Suicide for the transgender community is a big concern. They happen all too often. I dealt with this myself during my self-discovery time. I never really felt then that I had anyone to call. I struggled along the way just trying to avoid getting to that point of hopelessness. I will confide that it may have only taken one event to put me there. I was reminded of this recently as I, along with a friend, sat anxiously on our phones, they with a young trans person and me with their mother, as we tried to get them to drop the knife they held against their own body with the intent of doing self-harm. I sat wrenching inside with flashbacks but not being in a position to allow my emotions to flow freely. I wanted to cry, scream, lash out in pain, anger and frustration. I held it together until we were successful in saving this young life. By that time I was numb. I couldn’t cry, scream or lash out. Well, not until about 3 hours latter when it all came gushing out. I felt better and had thought I had let it all out. But, I hadn’t. I am still feeling the affects of this event. Although the results were favorable, I can’t help but wonder if a life event like this person experienced is right around the corner for me. Am I strong enough to meet it head on? Who do I call? Will I even make the call? These are the questions I am carrying around with me. Well, I guess this is just life. Right?

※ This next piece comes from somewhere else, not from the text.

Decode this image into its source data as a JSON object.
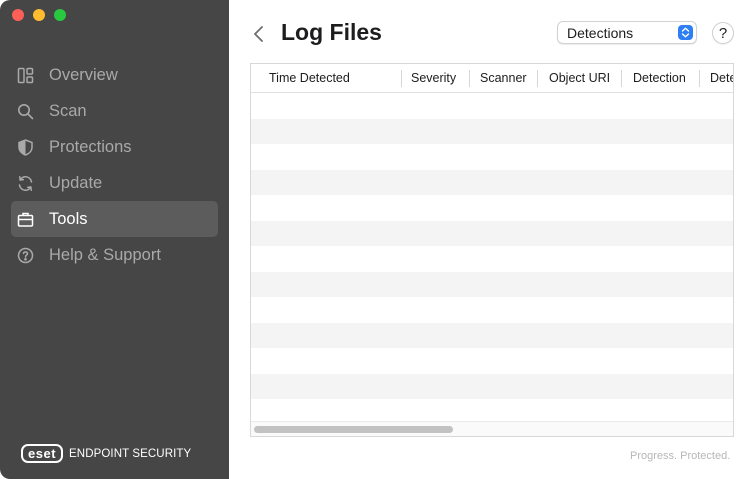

ps. I am crying as I end this blog post.

Suicide is never the answer, if you are thinking about or going to attempt suicide please call With Help Comes Hope 1-800-273-TALK (8255) or Trans Lifeline at 1-877-565-8860. You are not alone.